** Work to be completed **
Only the pictures are to be left out; write out the rest of the data exactly.

** Records contained in a dataset **
┏━━
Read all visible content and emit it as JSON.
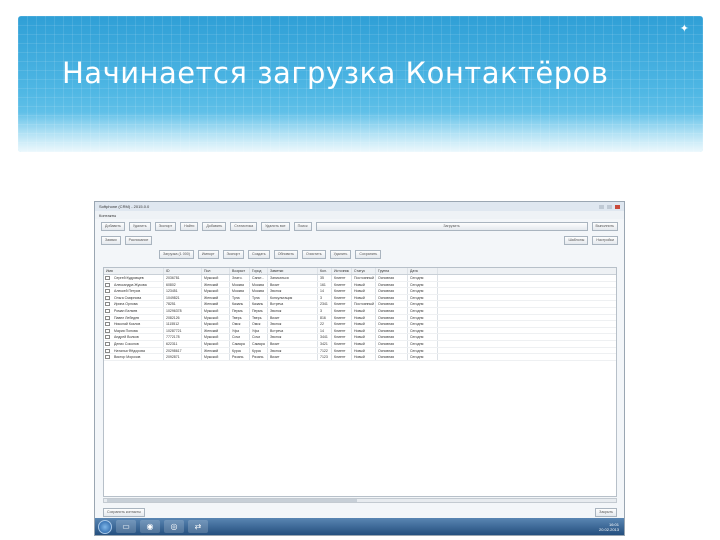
{
  "slide": {
    "title": "Начинается загрузка Контактёров"
  },
  "window": {
    "title": "Softphone (CRM) - 2015.0.0",
    "menu": "Контакты",
    "toolbar": [
      "Добавить",
      "Удалить",
      "Экспорт",
      "Найти",
      "Добавить",
      "Статистика",
      "Удалить все",
      "Поиск",
      "Загрузить",
      "Выполнить"
    ],
    "toolbar2": [
      "Заявки",
      "Расписание",
      "Шаблоны",
      "Настройки"
    ],
    "center_buttons": [
      "Загрузка (1 000)",
      "Импорт",
      "Экспорт",
      "Создать",
      "Обновить",
      "Очистить",
      "Удалить",
      "Сохранить"
    ],
    "columns": [
      "Имя",
      "ID",
      "Пол",
      "Возраст",
      "Город",
      "Заметки",
      "Кол.",
      "Источник",
      "Статус",
      "Группа",
      "Дата"
    ],
    "rows": [
      [
        "Сергей Кудрявцев",
        "2036781",
        "Мужской",
        "Злато.",
        "Санкт...",
        "Записаться",
        "35",
        "Клиент",
        "Постоянный",
        "Основная",
        "Сегодня"
      ],
      [
        "Александра Жукова",
        "60802",
        "Женский",
        "Москва",
        "Москва",
        "Визит",
        "161",
        "Клиент",
        "Новый",
        "Основная",
        "Сегодня"
      ],
      [
        "Алексей Петров",
        "123451",
        "Мужской",
        "Москва",
        "Москва",
        "Звонок",
        "14",
        "Клиент",
        "Новый",
        "Основная",
        "Сегодня"
      ],
      [
        "Ольга Смирнова",
        "1049821",
        "Женский",
        "Тула",
        "Тула",
        "Консультация",
        "3",
        "Клиент",
        "Новый",
        "Основная",
        "Сегодня"
      ],
      [
        "Ирина Орлова",
        "78251",
        "Женский",
        "Казань",
        "Казань",
        "Встреча",
        "2341",
        "Клиент",
        "Постоянный",
        "Основная",
        "Сегодня"
      ],
      [
        "Роман Беляев",
        "10296378",
        "Мужской",
        "Пермь",
        "Пермь",
        "Звонок",
        "3",
        "Клиент",
        "Новый",
        "Основная",
        "Сегодня"
      ],
      [
        "Павел Лебедев",
        "2082126",
        "Мужской",
        "Тверь",
        "Тверь",
        "Визит",
        "816",
        "Клиент",
        "Новый",
        "Основная",
        "Сегодня"
      ],
      [
        "Николай Козлов",
        "1115512",
        "Мужской",
        "Омск",
        "Омск",
        "Звонок",
        "22",
        "Клиент",
        "Новый",
        "Основная",
        "Сегодня"
      ],
      [
        "Мария Попова",
        "10287721",
        "Женский",
        "Уфа",
        "Уфа",
        "Встреча",
        "14",
        "Клиент",
        "Новый",
        "Основная",
        "Сегодня"
      ],
      [
        "Андрей Волков",
        "7772178",
        "Мужской",
        "Сочи",
        "Сочи",
        "Звонок",
        "3441",
        "Клиент",
        "Новый",
        "Основная",
        "Сегодня"
      ],
      [
        "Денис Соколов",
        "622311",
        "Мужской",
        "Самара",
        "Самара",
        "Визит",
        "3421",
        "Клиент",
        "Новый",
        "Основная",
        "Сегодня"
      ],
      [
        "Наталья Фёдорова",
        "20298617",
        "Женский",
        "Курск",
        "Курск",
        "Звонок",
        "7122",
        "Клиент",
        "Новый",
        "Основная",
        "Сегодня"
      ],
      [
        "Виктор Морозов",
        "2092871",
        "Мужской",
        "Рязань",
        "Рязань",
        "Визит",
        "7123",
        "Клиент",
        "Новый",
        "Основная",
        "Сегодня"
      ]
    ],
    "bottom_left": "Сохранить контакты",
    "bottom_right": "Закрыть",
    "tray_time": "16:01",
    "tray_date": "20.02.2013"
  }
}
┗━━
** Solution for this exercise **
Read all visible content and emit it as JSON.
{
  "slide": {
    "title": "Начинается загрузка Контактёров"
  },
  "window": {
    "title": "Softphone (CRM) - 2015.0.0",
    "menu": "Контакты",
    "toolbar": [
      "Добавить",
      "Удалить",
      "Экспорт",
      "Найти",
      "Добавить",
      "Статистика",
      "Удалить все",
      "Поиск",
      "Загрузить",
      "Выполнить"
    ],
    "toolbar2": [
      "Заявки",
      "Расписание",
      "Шаблоны",
      "Настройки"
    ],
    "center_buttons": [
      "Загрузка (1 000)",
      "Импорт",
      "Экспорт",
      "Создать",
      "Обновить",
      "Очистить",
      "Удалить",
      "Сохранить"
    ],
    "columns": [
      "Имя",
      "ID",
      "Пол",
      "Возраст",
      "Город",
      "Заметки",
      "Кол.",
      "Источник",
      "Статус",
      "Группа",
      "Дата"
    ],
    "rows": [
      [
        "Сергей Кудрявцев",
        "2036781",
        "Мужской",
        "Злато.",
        "Санкт...",
        "Записаться",
        "35",
        "Клиент",
        "Постоянный",
        "Основная",
        "Сегодня"
      ],
      [
        "Александра Жукова",
        "60802",
        "Женский",
        "Москва",
        "Москва",
        "Визит",
        "161",
        "Клиент",
        "Новый",
        "Основная",
        "Сегодня"
      ],
      [
        "Алексей Петров",
        "123451",
        "Мужской",
        "Москва",
        "Москва",
        "Звонок",
        "14",
        "Клиент",
        "Новый",
        "Основная",
        "Сегодня"
      ],
      [
        "Ольга Смирнова",
        "1049821",
        "Женский",
        "Тула",
        "Тула",
        "Консультация",
        "3",
        "Клиент",
        "Новый",
        "Основная",
        "Сегодня"
      ],
      [
        "Ирина Орлова",
        "78251",
        "Женский",
        "Казань",
        "Казань",
        "Встреча",
        "2341",
        "Клиент",
        "Постоянный",
        "Основная",
        "Сегодня"
      ],
      [
        "Роман Беляев",
        "10296378",
        "Мужской",
        "Пермь",
        "Пермь",
        "Звонок",
        "3",
        "Клиент",
        "Новый",
        "Основная",
        "Сегодня"
      ],
      [
        "Павел Лебедев",
        "2082126",
        "Мужской",
        "Тверь",
        "Тверь",
        "Визит",
        "816",
        "Клиент",
        "Новый",
        "Основная",
        "Сегодня"
      ],
      [
        "Николай Козлов",
        "1115512",
        "Мужской",
        "Омск",
        "Омск",
        "Звонок",
        "22",
        "Клиент",
        "Новый",
        "Основная",
        "Сегодня"
      ],
      [
        "Мария Попова",
        "10287721",
        "Женский",
        "Уфа",
        "Уфа",
        "Встреча",
        "14",
        "Клиент",
        "Новый",
        "Основная",
        "Сегодня"
      ],
      [
        "Андрей Волков",
        "7772178",
        "Мужской",
        "Сочи",
        "Сочи",
        "Звонок",
        "3441",
        "Клиент",
        "Новый",
        "Основная",
        "Сегодня"
      ],
      [
        "Денис Соколов",
        "622311",
        "Мужской",
        "Самара",
        "Самара",
        "Визит",
        "3421",
        "Клиент",
        "Новый",
        "Основная",
        "Сегодня"
      ],
      [
        "Наталья Фёдорова",
        "20298617",
        "Женский",
        "Курск",
        "Курск",
        "Звонок",
        "7122",
        "Клиент",
        "Новый",
        "Основная",
        "Сегодня"
      ],
      [
        "Виктор Морозов",
        "2092871",
        "Мужской",
        "Рязань",
        "Рязань",
        "Визит",
        "7123",
        "Клиент",
        "Новый",
        "Основная",
        "Сегодня"
      ]
    ],
    "bottom_left": "Сохранить контакты",
    "bottom_right": "Закрыть",
    "tray_time": "16:01",
    "tray_date": "20.02.2013"
  }
}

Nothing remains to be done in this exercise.